Ariel’s stunning new £30k Nomad, the lightweight, Atom-based on and off-roader launched at this week’s Autosport International show at Birmingham’s NEC, will offer an entirely new type of all-terrain high-performance driving when it hits the market this summer, its creators say.
The car is powered by a 2.4-litre, long-stroke four-cylinder Honda engine (used in high-end versions of the Accord) that has been configured with Ariel electronics to help it produce 235bhp at 7200rpm. Its torque output of 221lb ft is especially impressive as it matches that of the supercharged 2.0-litre Atom, which is one of the fastest cars on the road.
Latest specifications, just issued, list the Nomad’s weight at a modest 670kg, despite the bigger wheels and tyres, extra rollover protection, bulkier long-travel suspension and chassis modifications needed for it to cope with off-road use.
The result is a car with an on-road 0-60mph sprint time of just 3.4sec and a 125mph top speed, which should make it capable of beating fully fledged rally cars both on the special off-road courses where they are developed and in actual motorsport events.
Ariel boss Simon Saunders thinks most Nomads will be bought for recreational driving both on and off road, but the car has the credentials to achieves success in rally competition. Saunders believes a well set up Nomad could eventually compete “with honour” in the Dakar Rally, not necessarily winning but at least reaching the finish in good shape.
Ariel has toyed with the idea of a Nomad-style vehicle since the early days of the Atom, but the job of continuing the development of the Atom, coupled with the launch of the highly successful Ace motorcycle, kept intruding.

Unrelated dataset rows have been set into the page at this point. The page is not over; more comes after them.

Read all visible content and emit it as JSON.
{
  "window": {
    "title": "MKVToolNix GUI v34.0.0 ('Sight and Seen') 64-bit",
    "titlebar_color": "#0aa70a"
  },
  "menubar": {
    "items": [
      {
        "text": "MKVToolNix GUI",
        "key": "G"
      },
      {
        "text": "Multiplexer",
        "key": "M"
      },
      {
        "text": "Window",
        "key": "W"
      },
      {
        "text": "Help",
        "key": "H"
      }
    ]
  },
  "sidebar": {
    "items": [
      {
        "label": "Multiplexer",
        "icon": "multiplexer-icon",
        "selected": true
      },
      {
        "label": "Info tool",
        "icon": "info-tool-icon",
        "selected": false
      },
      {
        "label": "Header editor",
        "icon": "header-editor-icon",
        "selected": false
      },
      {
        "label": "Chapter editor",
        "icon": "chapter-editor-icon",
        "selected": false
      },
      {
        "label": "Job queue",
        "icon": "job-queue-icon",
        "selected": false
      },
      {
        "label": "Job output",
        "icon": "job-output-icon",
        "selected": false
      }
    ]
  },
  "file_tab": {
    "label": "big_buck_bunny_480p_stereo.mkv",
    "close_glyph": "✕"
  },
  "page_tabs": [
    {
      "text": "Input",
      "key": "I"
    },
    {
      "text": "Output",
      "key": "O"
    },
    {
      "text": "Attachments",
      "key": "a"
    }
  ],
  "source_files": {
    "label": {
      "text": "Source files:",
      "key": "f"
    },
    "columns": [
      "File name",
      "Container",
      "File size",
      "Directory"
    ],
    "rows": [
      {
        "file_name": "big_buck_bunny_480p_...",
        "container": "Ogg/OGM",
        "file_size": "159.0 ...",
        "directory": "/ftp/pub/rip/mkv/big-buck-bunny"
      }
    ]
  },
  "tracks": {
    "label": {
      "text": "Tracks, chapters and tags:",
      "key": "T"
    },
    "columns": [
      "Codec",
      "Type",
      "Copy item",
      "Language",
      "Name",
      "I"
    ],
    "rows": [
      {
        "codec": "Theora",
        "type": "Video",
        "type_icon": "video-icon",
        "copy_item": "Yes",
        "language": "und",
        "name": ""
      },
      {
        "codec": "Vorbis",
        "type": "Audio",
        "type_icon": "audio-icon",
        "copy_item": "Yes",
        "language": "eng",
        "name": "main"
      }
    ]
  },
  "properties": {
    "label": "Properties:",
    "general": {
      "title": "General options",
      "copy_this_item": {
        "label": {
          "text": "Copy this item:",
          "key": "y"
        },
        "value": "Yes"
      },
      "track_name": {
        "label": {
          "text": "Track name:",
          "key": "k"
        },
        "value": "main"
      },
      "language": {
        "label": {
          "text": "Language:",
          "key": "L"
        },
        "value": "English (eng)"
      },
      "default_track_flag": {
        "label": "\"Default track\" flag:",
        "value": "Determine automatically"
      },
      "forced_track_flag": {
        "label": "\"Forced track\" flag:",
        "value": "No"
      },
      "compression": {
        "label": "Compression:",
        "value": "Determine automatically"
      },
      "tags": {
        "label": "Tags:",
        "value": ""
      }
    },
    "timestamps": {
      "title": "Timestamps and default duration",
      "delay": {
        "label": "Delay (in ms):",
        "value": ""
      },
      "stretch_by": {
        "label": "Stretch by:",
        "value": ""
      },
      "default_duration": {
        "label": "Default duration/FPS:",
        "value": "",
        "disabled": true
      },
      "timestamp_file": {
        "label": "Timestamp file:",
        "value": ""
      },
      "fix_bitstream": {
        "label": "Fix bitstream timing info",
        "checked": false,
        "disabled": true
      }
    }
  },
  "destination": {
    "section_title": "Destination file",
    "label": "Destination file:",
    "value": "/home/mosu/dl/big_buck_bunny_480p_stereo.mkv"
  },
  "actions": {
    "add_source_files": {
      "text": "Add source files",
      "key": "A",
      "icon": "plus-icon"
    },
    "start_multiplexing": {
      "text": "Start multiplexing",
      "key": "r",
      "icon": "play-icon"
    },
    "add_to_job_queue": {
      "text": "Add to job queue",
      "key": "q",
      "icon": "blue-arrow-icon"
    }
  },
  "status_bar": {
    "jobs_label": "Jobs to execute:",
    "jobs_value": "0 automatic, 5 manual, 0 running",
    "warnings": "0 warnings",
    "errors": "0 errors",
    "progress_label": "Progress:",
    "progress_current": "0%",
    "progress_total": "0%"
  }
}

However, the Nomad project made progress in recent times when taken on by the Ariel founder’s son, Henry Siebert-Saunders, whose interest in off-roading encouraged him to complete the prototype and lead its development on terrain normally reserved for conventional, slow and heavy 4x4s.
“We’ve tested the Nomad on a variety of race circuits and proving grounds, as well as on various private tracks including well known WRC stages, winch challenge courses and closed forest roads,” said Siebert-Saunders.

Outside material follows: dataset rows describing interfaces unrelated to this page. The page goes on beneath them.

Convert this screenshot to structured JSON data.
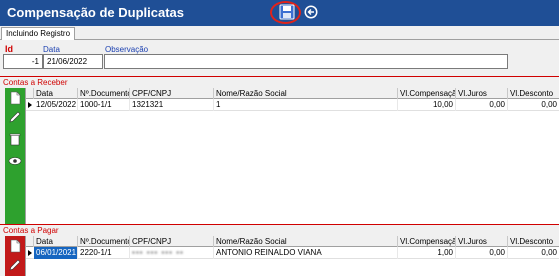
{
  "window": {
    "title": "Compensação de Duplicatas"
  },
  "tabs": [
    {
      "label": "Incluindo Registro"
    }
  ],
  "form": {
    "id_label": "Id",
    "id_value": "-1",
    "data_label": "Data",
    "data_value": "21/06/2022",
    "obs_label": "Observação",
    "obs_value": ""
  },
  "receber": {
    "section_label": "Contas a Receber",
    "columns": [
      "Data",
      "Nº.Documento",
      "CPF/CNPJ",
      "Nome/Razão Social",
      "Vl.Compensação",
      "Vl.Juros",
      "Vl.Desconto"
    ],
    "rows": [
      {
        "data": "12/05/2022",
        "documento": "1000-1/1",
        "cpf": "1321321",
        "nome": "1",
        "compensacao": "10,00",
        "juros": "0,00",
        "desconto": "0,00"
      }
    ]
  },
  "pagar": {
    "section_label": "Contas a Pagar",
    "columns": [
      "Data",
      "Nº.Documento",
      "CPF/CNPJ",
      "Nome/Razão Social",
      "Vl.Compensação",
      "Vl.Juros",
      "Vl.Desconto"
    ],
    "rows": [
      {
        "data": "06/01/2021",
        "documento": "2220-1/1",
        "cpf": "",
        "nome": "ANTONIO REINALDO VIANA",
        "compensacao": "1,00",
        "juros": "0,00",
        "desconto": "0,00"
      }
    ]
  },
  "icons": {
    "save": "save-icon",
    "back": "back-arrow-icon",
    "new": "new-document-icon",
    "edit": "pencil-icon",
    "delete": "trash-icon",
    "view": "eye-icon"
  },
  "colors": {
    "titlebar": "#1f4f96",
    "highlight": "#e0231a",
    "section_label": "#d00000",
    "field_label": "#1a3fb0",
    "receber_sidebar": "#2ea12e",
    "pagar_sidebar": "#c21919",
    "selection": "#1565c0"
  }
}
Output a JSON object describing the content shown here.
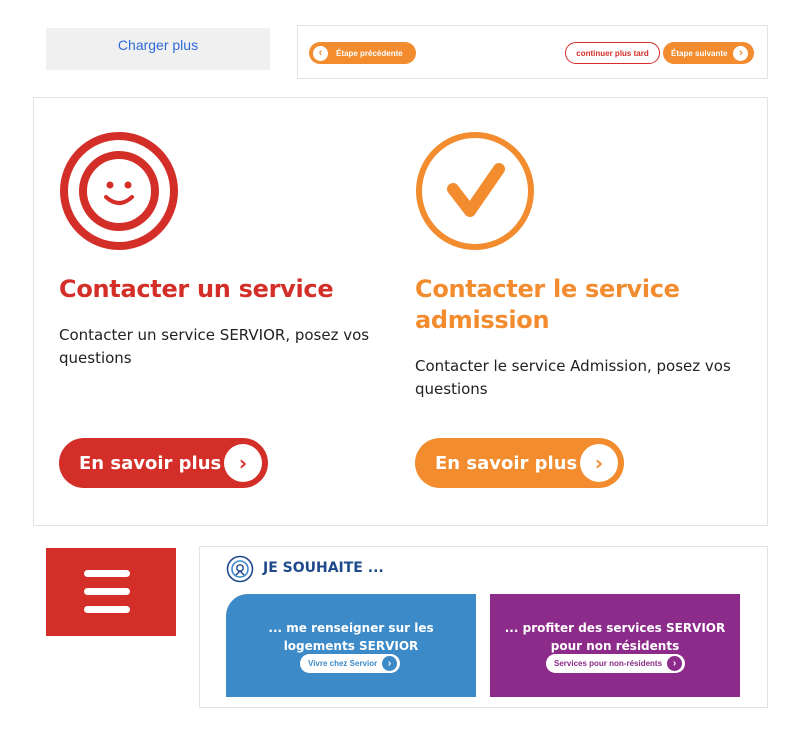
{
  "load_more": {
    "label": "Charger plus"
  },
  "step_nav": {
    "previous_label": "Étape précédente",
    "later_label": "continuer plus tard",
    "next_label": "Étape suivante",
    "prev_arrow": "‹",
    "next_arrow": "›"
  },
  "cards": [
    {
      "icon": "smiley-icon",
      "title": "Contacter un service",
      "description": "Contacter un service SERVIOR, posez vos questions",
      "button_label": "En savoir plus",
      "button_arrow": "›",
      "color": "#d42e28"
    },
    {
      "icon": "checkmark-icon",
      "title": "Contacter le service admission",
      "description": "Contacter le service Admission, posez vos questions",
      "button_label": "En savoir plus",
      "button_arrow": "›",
      "color": "#f28c2f"
    }
  ],
  "menu": {
    "icon": "hamburger-menu-icon",
    "color": "#d42e28"
  },
  "wishes": {
    "title": "JE SOUHAITE ...",
    "items": [
      {
        "text": "... me renseigner sur les logements SERVIOR",
        "button_label": "Vivre chez Servior",
        "arrow": "›",
        "color": "#3d8ac8"
      },
      {
        "text": "... profiter des services SERVIOR pour non résidents",
        "button_label": "Services pour non-résidents",
        "arrow": "›",
        "color": "#8c2b8a"
      }
    ]
  }
}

“The idea was to subject our two-wheel-drive car to tests worthy of a conventional 4x4, because we reckoned its compactness, torque and light weight would compensate for its lack of four-wheel drive. So far we’ve been right and the Nomad has lapped it up, to the extent that the whole thing adds up to a whole new kind of driving fun.”
The close resemblance of the Nomad’s essential structure to that of the Atom’s original bronze-welded chassis is obvious, but the Nomad also has an enveloping rollover structure that conveniently provides A-pillars for an optional windscreen.

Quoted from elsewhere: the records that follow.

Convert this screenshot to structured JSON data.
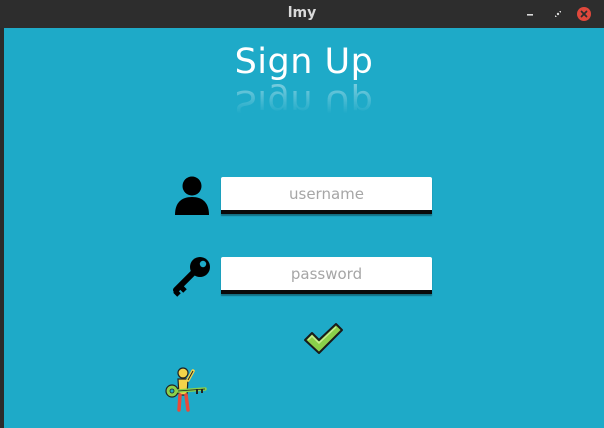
{
  "window": {
    "title": "lmy"
  },
  "form": {
    "heading": "Sign Up",
    "username_placeholder": "username",
    "password_placeholder": "password"
  },
  "icons": {
    "user": "user-icon",
    "key": "key-icon",
    "submit": "checkmark-icon",
    "logo": "person-with-key-icon"
  },
  "colors": {
    "background": "#1eaac8",
    "titlebar": "#2d2d2d",
    "close": "#e0483c",
    "check": "#8ad04a"
  }
}
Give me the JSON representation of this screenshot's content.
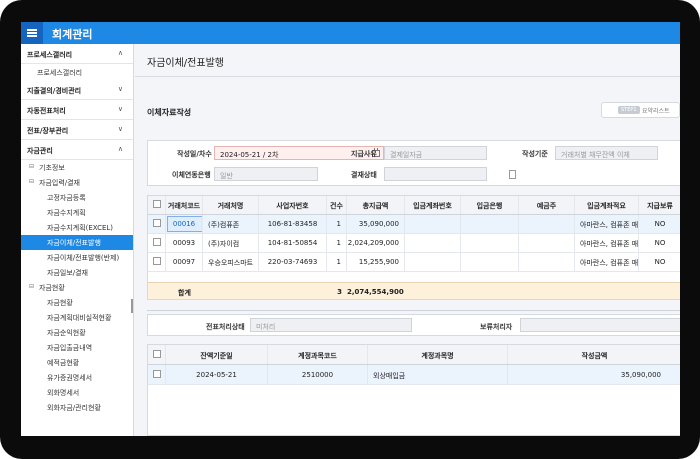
{
  "app": {
    "title": "회계관리"
  },
  "sidebar": {
    "groups": [
      {
        "label": "프로세스갤러리",
        "chev": "∧"
      },
      {
        "label": "지출결의/경비관리",
        "chev": "∨"
      },
      {
        "label": "자동전표처리",
        "chev": "∨"
      },
      {
        "label": "전표/장부관리",
        "chev": "∨"
      },
      {
        "label": "자금관리",
        "chev": "∧"
      }
    ],
    "gallery_item": "프로세스갤러리",
    "tree": {
      "basic": "기초정보",
      "payment": "자금입력/결재",
      "payment_items": [
        "고정자금등록",
        "자금수지계획",
        "자금수지계획(EXCEL)",
        "자금이체/전표발행",
        "자금이체/전표발행(반제)",
        "자금일보/결재"
      ],
      "status": "자금현황",
      "status_items": [
        "자금현황",
        "자금계획대비실적현황",
        "자금순익현황",
        "자금입출금내역",
        "예적금현황",
        "유가증권명세서",
        "외화명세서",
        "외화자금/관리현황"
      ]
    },
    "toggle_minus": "⊟"
  },
  "main": {
    "page_title": "자금이체/전표발행",
    "section_title": "이체자료작성",
    "step_tag": "STEP1",
    "step_label": "요약리스트"
  },
  "form": {
    "date_label": "작성일/차수",
    "date_value": "2024-05-21 / 2차",
    "reason_label": "지급사유",
    "reason_value": "결제일자금",
    "basis_label": "작성기준",
    "basis_value": "거래처별 채무잔액 이체",
    "bank_label": "이체연동은행",
    "bank_value": "일반",
    "approval_label": "결재상태",
    "approval_value": ""
  },
  "grid": {
    "headers": [
      "거래처코드",
      "거래처명",
      "사업자번호",
      "건수",
      "총지급액",
      "입금계좌번호",
      "입금은행",
      "예금주",
      "입금계좌적요",
      "지급보류"
    ],
    "rows": [
      {
        "code": "00016",
        "name": "(주)컴퓨존",
        "bizno": "106-81-83458",
        "count": "1",
        "amount": "35,090,000",
        "account": "",
        "bank": "",
        "holder": "",
        "memo": "아마란스, 컴퓨존 매입",
        "hold": "NO"
      },
      {
        "code": "00093",
        "name": "(주)자이컴",
        "bizno": "104-81-50854",
        "count": "1",
        "amount": "2,024,209,000",
        "account": "",
        "bank": "",
        "holder": "",
        "memo": "아마란스, 컴퓨존 매입",
        "hold": "NO"
      },
      {
        "code": "00097",
        "name": "우승오피스마트",
        "bizno": "220-03-74693",
        "count": "1",
        "amount": "15,255,900",
        "account": "",
        "bank": "",
        "holder": "",
        "memo": "아마란스, 컴퓨존 매입",
        "hold": "NO"
      }
    ],
    "summary": {
      "label": "합계",
      "count": "3",
      "amount": "2,074,554,900"
    }
  },
  "status": {
    "voucher_label": "전표처리상태",
    "voucher_value": "미처리",
    "hold_label": "보류처리자",
    "hold_value": ""
  },
  "grid2": {
    "headers": [
      "잔액기준일",
      "계정과목코드",
      "계정과목명",
      "작성금액"
    ],
    "rows": [
      {
        "date": "2024-05-21",
        "code": "2510000",
        "name": "외상매입금",
        "amount": "35,090,000"
      }
    ]
  }
}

The instrument pod, gearlever for the six-speed manual transmission and the pedal box are all recognisable, while the completely different suspension layout ditches the Atom’s inboard set-up to provide the much longer travel and carry the much fatter and taller wheels and tyres needed by a car with the Nomad’s priorities.